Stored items
=-=-=-=-=

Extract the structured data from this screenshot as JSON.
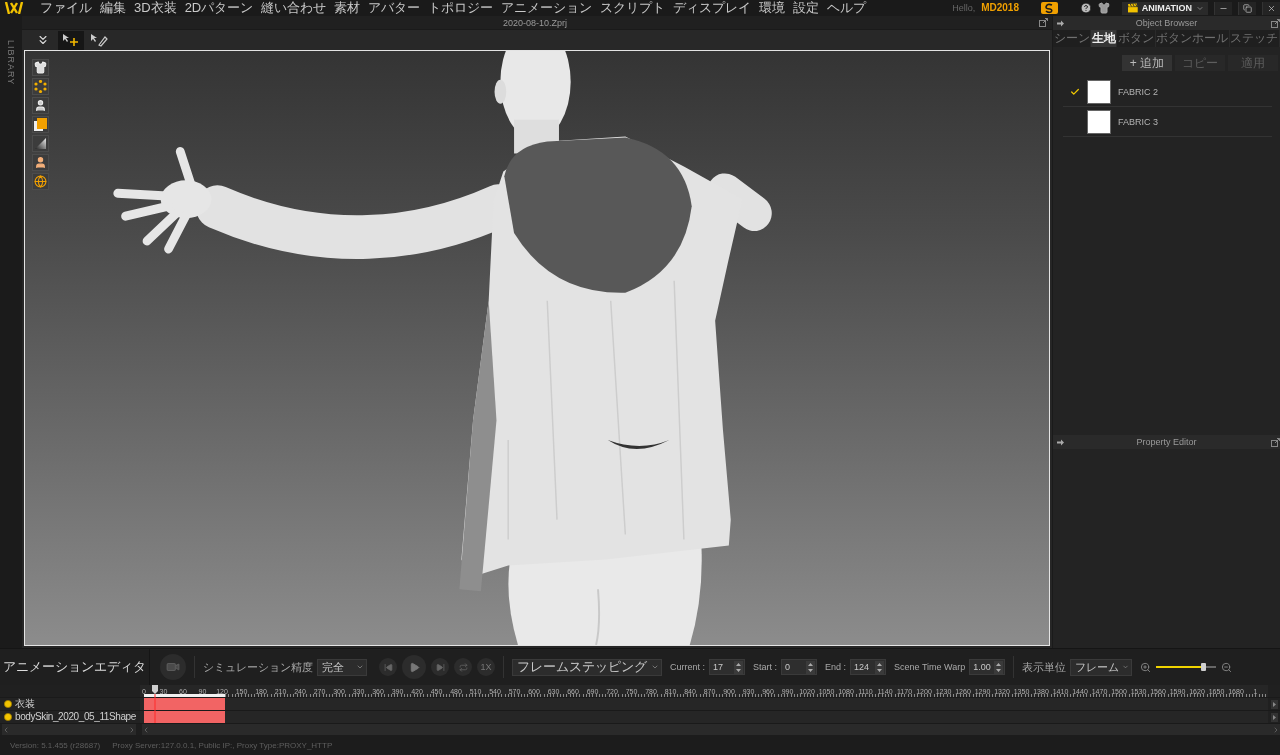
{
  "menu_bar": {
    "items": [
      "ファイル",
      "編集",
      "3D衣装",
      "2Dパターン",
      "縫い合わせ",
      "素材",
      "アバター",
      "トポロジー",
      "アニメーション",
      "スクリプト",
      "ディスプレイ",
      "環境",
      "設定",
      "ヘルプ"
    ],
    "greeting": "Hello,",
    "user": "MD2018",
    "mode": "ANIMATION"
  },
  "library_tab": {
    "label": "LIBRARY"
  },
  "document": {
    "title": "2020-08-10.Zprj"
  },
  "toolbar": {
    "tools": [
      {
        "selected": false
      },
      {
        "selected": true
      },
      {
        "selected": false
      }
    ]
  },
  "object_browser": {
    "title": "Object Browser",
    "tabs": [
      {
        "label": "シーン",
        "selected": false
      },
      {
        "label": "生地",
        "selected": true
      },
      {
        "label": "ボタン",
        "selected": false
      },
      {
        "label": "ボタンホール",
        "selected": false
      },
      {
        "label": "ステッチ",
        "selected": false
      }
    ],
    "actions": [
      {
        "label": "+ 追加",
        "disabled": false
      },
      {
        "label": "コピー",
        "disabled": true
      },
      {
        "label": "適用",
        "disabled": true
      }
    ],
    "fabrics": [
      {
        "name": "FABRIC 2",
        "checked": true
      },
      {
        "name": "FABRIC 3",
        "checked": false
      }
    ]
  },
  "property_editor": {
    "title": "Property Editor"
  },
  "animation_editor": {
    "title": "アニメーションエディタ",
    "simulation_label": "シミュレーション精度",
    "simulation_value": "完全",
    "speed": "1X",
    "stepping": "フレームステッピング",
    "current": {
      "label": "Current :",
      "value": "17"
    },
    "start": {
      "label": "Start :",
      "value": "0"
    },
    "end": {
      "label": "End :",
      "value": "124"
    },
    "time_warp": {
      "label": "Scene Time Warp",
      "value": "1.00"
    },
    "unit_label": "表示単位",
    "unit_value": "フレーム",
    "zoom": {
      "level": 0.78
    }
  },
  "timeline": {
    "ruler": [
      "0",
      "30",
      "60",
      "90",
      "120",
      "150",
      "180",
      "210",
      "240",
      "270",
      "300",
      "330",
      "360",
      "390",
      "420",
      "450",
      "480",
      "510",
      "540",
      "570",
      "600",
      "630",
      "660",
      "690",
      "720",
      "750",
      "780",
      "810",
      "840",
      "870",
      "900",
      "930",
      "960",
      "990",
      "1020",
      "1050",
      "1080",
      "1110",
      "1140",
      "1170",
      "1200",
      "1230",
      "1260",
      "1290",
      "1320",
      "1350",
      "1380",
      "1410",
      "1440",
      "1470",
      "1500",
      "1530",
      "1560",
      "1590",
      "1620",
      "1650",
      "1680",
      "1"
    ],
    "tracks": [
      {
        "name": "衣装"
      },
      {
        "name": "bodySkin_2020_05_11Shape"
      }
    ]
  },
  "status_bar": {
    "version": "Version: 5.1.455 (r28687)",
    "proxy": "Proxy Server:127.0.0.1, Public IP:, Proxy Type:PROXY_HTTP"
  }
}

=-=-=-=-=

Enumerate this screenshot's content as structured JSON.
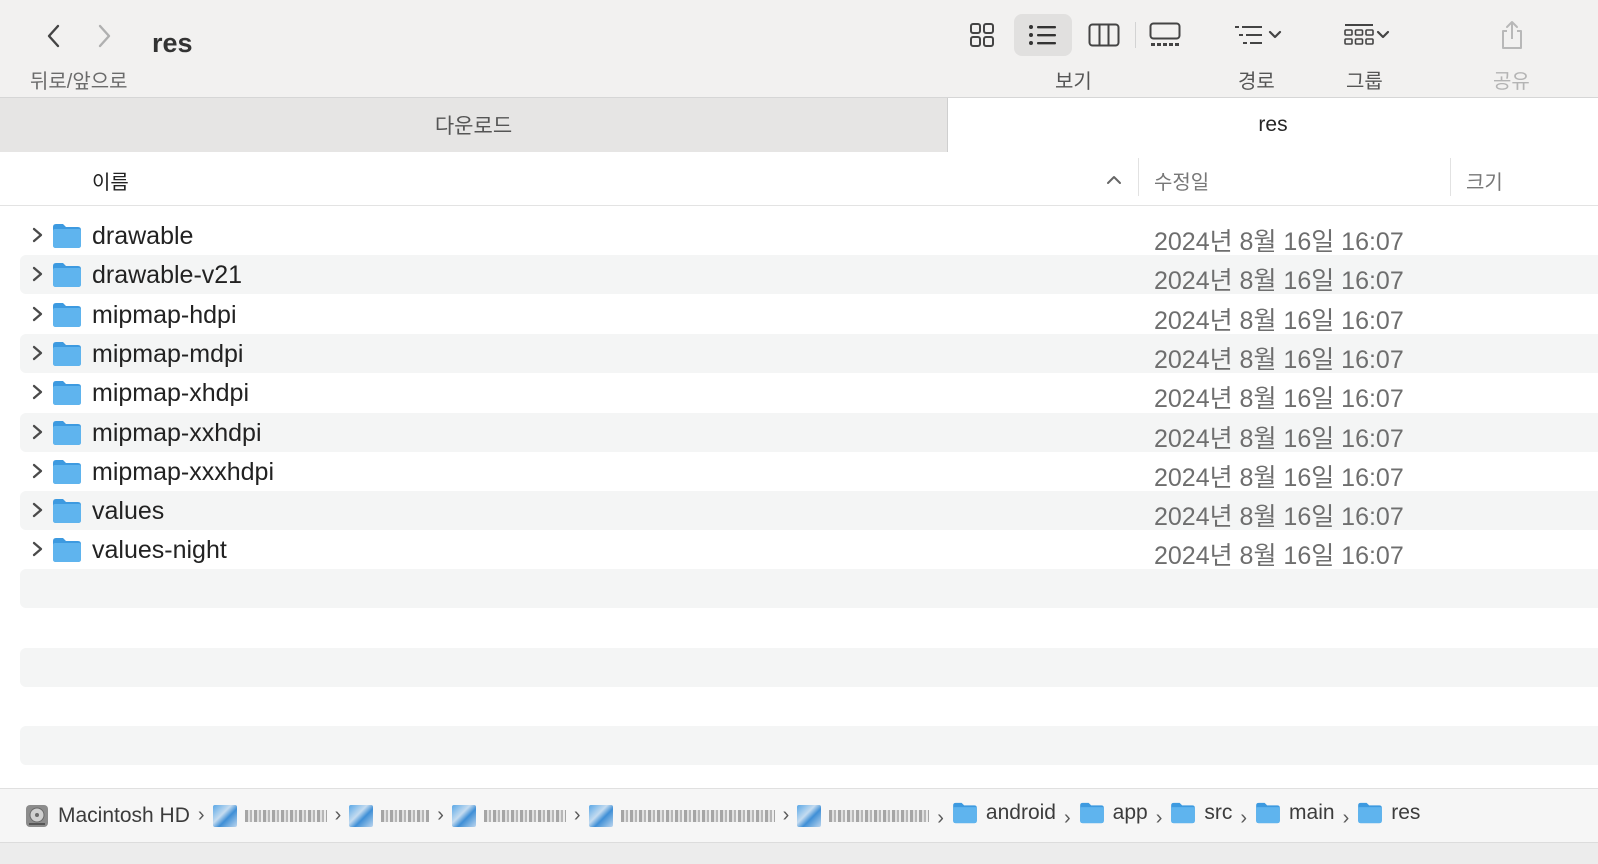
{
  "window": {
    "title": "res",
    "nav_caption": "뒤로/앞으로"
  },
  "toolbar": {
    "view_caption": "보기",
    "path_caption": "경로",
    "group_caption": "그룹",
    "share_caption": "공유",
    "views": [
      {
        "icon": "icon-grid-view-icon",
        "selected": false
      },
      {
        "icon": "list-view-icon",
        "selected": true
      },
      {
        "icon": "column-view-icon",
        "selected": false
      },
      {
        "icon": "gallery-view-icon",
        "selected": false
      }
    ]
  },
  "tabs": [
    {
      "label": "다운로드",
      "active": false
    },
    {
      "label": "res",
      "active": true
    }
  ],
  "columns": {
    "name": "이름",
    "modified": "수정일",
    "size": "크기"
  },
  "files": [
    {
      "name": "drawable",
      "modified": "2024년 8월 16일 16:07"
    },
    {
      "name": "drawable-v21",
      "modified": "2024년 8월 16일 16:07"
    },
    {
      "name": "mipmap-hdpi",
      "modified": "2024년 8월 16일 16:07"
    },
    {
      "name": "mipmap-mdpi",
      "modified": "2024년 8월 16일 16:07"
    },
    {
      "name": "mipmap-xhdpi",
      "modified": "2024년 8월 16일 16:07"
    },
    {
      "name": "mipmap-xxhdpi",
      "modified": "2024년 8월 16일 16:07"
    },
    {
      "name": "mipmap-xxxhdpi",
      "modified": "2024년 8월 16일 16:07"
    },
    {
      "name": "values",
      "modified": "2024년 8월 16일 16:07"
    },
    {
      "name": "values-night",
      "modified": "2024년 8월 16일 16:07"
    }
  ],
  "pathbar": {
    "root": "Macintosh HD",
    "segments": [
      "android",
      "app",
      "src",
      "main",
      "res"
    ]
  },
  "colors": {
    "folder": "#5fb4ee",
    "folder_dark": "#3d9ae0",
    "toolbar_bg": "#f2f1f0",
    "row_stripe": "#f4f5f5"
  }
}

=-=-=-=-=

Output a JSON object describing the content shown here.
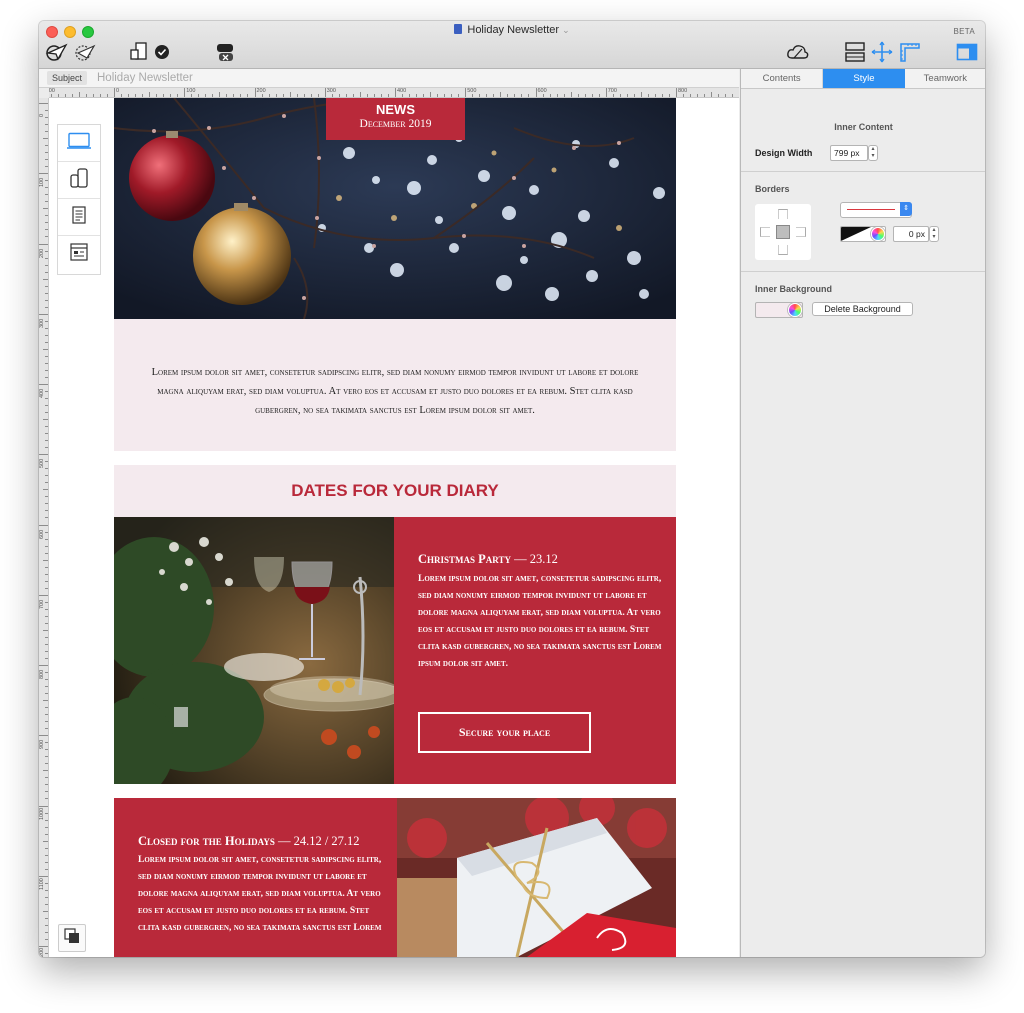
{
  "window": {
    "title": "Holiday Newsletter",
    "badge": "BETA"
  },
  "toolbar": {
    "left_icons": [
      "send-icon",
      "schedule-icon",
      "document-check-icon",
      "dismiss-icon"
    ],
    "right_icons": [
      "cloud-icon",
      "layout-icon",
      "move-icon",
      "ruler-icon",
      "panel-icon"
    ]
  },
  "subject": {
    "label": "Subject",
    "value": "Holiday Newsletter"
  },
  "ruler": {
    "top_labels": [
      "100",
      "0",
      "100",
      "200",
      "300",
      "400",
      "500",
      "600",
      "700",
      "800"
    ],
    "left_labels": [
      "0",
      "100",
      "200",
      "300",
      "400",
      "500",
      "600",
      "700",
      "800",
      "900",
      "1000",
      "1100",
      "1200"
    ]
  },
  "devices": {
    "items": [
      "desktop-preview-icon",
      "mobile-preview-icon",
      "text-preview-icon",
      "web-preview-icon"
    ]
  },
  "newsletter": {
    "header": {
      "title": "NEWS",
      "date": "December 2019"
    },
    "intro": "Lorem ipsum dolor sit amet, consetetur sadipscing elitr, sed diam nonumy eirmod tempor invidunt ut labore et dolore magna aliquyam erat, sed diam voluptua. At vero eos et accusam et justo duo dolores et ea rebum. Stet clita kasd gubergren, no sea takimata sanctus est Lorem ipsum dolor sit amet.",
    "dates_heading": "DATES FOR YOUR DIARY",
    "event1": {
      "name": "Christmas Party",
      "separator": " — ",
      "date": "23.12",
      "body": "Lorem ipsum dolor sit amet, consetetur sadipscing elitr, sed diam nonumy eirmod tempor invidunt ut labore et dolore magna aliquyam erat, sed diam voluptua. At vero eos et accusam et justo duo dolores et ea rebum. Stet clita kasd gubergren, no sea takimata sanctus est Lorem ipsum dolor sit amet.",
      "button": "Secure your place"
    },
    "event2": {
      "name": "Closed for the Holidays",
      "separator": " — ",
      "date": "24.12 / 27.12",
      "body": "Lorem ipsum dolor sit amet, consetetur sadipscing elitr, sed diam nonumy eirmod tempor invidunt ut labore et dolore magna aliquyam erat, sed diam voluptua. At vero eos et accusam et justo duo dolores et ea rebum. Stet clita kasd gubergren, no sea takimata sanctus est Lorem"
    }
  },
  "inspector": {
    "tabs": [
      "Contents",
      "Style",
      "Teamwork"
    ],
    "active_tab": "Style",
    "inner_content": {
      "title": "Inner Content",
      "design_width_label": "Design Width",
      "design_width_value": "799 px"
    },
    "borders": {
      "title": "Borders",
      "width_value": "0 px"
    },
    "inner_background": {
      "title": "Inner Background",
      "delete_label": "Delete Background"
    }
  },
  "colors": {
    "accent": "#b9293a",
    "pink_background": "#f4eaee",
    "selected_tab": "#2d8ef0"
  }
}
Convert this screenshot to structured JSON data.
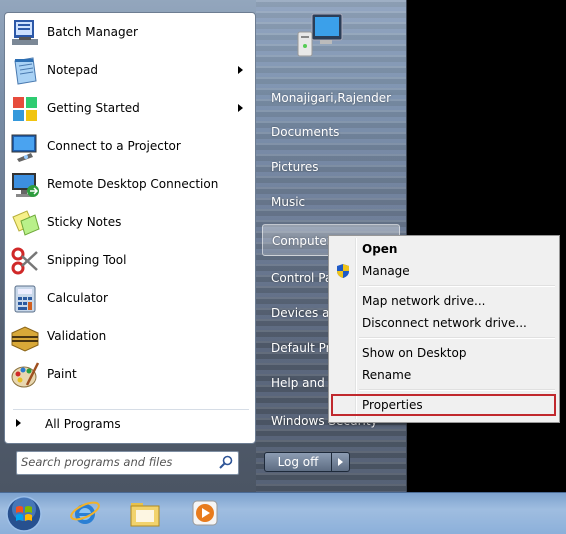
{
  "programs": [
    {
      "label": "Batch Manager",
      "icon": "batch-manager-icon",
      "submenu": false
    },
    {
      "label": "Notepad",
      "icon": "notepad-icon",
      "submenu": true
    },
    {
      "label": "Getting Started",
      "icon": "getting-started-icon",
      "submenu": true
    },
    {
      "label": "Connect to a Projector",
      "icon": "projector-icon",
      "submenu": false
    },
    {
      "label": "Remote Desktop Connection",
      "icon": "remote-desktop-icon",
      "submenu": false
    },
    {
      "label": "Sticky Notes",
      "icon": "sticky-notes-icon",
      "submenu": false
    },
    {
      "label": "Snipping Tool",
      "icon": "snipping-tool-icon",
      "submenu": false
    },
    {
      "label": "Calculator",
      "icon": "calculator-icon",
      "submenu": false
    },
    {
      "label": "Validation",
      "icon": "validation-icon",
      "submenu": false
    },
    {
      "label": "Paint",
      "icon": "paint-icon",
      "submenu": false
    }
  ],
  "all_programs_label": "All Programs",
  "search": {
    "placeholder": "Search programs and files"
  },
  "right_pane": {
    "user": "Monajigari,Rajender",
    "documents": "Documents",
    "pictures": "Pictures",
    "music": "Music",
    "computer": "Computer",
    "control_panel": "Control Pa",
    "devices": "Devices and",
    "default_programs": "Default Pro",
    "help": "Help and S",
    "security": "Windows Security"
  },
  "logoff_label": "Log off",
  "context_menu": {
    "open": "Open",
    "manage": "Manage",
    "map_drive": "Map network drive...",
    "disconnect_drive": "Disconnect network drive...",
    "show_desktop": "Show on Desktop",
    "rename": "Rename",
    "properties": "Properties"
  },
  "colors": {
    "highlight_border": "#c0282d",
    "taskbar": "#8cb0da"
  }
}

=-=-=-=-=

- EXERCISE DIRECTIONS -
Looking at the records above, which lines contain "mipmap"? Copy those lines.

- RESPONSE TO THE EXERCISE -
      "name": "mipmap-hdpi",
      "name": "mipmap-mdpi",
      "name": "mipmap-xhdpi",
      "name": "mipmap-xxhdpi",
      "name": "mipmap-xxxhdpi",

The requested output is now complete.